nyq = 0.5 * fs
low = lowcut / nyq
high = highcut / nyq
sos = butter(order, [low, high], analog=False, btype='band', output='sos')
return sos

def butter_bandpass_filter(data, lowcut, highcut, fs, order=5):
sos = butter_bandpass(lowcut, highcut, fs, order=order)
y = sosfilt(sos, data)
return y

Also, you can plot frequency response by changing

b, a = butter_bandpass(lowcut, highcut, fs, order=order)
w, h = freqz(b, a, worN=2000)

to

sos = butter_bandpass(lowcut, highcut, fs, order=order)
w, h = sosfreqz(sos, worN=2000)
• +1 because this is now the better way to go in many cases. As in the comments on the accepted answer, it's also possible to eliminate the phase delay using forward-backward filtering. Just replace sosfilt with sosfiltfilt.
– Mike
Mar 27 '18 at 2:10
• @Mike and user13107 Does the same bug affect high-pass and low-pass Butterworth filters as well? And is the solution the same?
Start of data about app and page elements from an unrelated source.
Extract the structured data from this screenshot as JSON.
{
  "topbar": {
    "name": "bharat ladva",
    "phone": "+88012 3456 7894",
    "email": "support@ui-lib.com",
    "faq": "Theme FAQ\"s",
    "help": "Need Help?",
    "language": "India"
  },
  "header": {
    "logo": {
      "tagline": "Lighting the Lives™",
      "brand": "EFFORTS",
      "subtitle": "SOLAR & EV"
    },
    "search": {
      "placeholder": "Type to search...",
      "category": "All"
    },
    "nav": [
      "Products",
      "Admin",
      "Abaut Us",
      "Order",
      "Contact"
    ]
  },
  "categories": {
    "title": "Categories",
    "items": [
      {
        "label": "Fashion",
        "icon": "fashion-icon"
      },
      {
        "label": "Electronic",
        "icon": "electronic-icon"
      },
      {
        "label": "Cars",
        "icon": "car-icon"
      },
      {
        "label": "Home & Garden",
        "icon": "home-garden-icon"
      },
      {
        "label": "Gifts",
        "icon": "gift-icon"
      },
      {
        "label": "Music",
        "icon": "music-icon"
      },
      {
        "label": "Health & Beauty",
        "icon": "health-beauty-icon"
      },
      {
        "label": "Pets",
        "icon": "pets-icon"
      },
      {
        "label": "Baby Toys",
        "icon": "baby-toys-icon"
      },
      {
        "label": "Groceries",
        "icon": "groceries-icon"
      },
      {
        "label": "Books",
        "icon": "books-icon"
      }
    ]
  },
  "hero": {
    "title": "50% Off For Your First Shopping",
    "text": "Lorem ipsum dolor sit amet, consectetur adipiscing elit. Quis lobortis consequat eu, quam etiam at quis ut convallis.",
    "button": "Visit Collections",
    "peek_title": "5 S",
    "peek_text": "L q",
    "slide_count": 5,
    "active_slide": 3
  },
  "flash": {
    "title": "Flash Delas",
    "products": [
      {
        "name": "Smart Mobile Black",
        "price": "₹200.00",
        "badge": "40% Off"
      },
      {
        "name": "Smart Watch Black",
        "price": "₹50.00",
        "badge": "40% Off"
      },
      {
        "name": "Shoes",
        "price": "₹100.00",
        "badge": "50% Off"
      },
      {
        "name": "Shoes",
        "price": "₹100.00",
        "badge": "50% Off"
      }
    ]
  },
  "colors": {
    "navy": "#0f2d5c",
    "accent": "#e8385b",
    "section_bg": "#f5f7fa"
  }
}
Jan 25 '19 at 22:41
• @dewarrn1 It's not actually correct to call it a "bug"; the algorithm is correctly implemented, but it's inherently unstable so it's just a bad choice of algorithm. But yes, it affects any filter at higher order — not just high- or low-pass and not just Butterworth filters, but also others like Chebyshev and so on. Anyway, in general, it's best to just always choose sos output, because that will always avoid the instability. And unless you need real-time processing, you should just always use sosfiltfilt.
– Mike
Jan 26 '19 at 13:53
• Sorry I hadn't noticed this answer long ago! @user13107, yes, the transfer function (or 'ba') representation of a linear filter has some serious numerical issues when the order of filter is large. Even relatively low order filters can have problems when the desired bandwidth is small compared to the sampling frequency. My original answer was written before the SOS representation was added to SciPy, and before the fs argument was added to many of the functions in scipy.signal. The answer is long overdue for an update. Aug 9 '19 at 13:43
• any help for this? stackoverflow.com/q/60866193/5025009 Mar 26 '20 at 12:47

For a bandpass filter, ws is a tuple containing the lower and upper corner frequencies. These represent the digital frequency where the filter response is 3 dB less than the passband.

wp is a tuple containing the stop band digital frequencies. They represent the location where the maximum attenuation begins.

gpass is the maximum attenutation in the passband in dB while gstop is the attentuation in the stopbands.

Say, for example, you wanted to design a filter for a sampling rate of 8000 samples/sec having corner frequencies of 300 and 3100 Hz. The Nyquist frequency is the sample rate divided by two, or in this example, 4000 Hz. The equivalent digital frequency is 1.0. The two corner frequencies are then 300/4000 and 3100/4000.

Now lets say you wanted the stopbands to be down 30 dB +/- 100 Hz from the corner frequencies. Thus, your stopbands would start at 200 and 3200 Hz resulting in the digital frequencies of 200/4000 and 3200/4000.

To create your filter, you'd call buttord as

fs = 8000.0
fso2 = fs/2
N,wn = scipy.signal.buttord(ws=[300/fso2,3100/fso2], wp=[200/fs02,3200/fs02],
gpass=0.0, gstop=30.0)

The length of the resulting filter will be dependent upon the depth of the stop bands and the steepness of the response curve which is determined by the difference between the corner frequency and stopband frequency.

• I tried to implement it, but something is still missing. One thing is that gpass=0.0 raises a division by zero error, so I changed it to 0.1 and the error stopped. Besides that, the docs for butter say: Passband and stopband edge frequencies, normalized from 0 to 1 (1 corresponds to pi radians / sample). I'm in doubt if your answer did the calculations right, so I'm still working on that and will give some feedback soon. Aug 23 '12 at 16:53
• (also, although my ws and wp have two elements each, the filter only performs low or high pass (via btype argument), but not band-pass) Aug 23 '12 at 17:53
• According to the documentation at docs.scipy.org/doc/scipy/reference/generated/…, buttord designs low, high, and band pass filters. As far as gpass, I guess buttord doesn't allow 0 dB attenuation in the passband. Set it to some non-zero value then. Aug 23 '12 at 18:10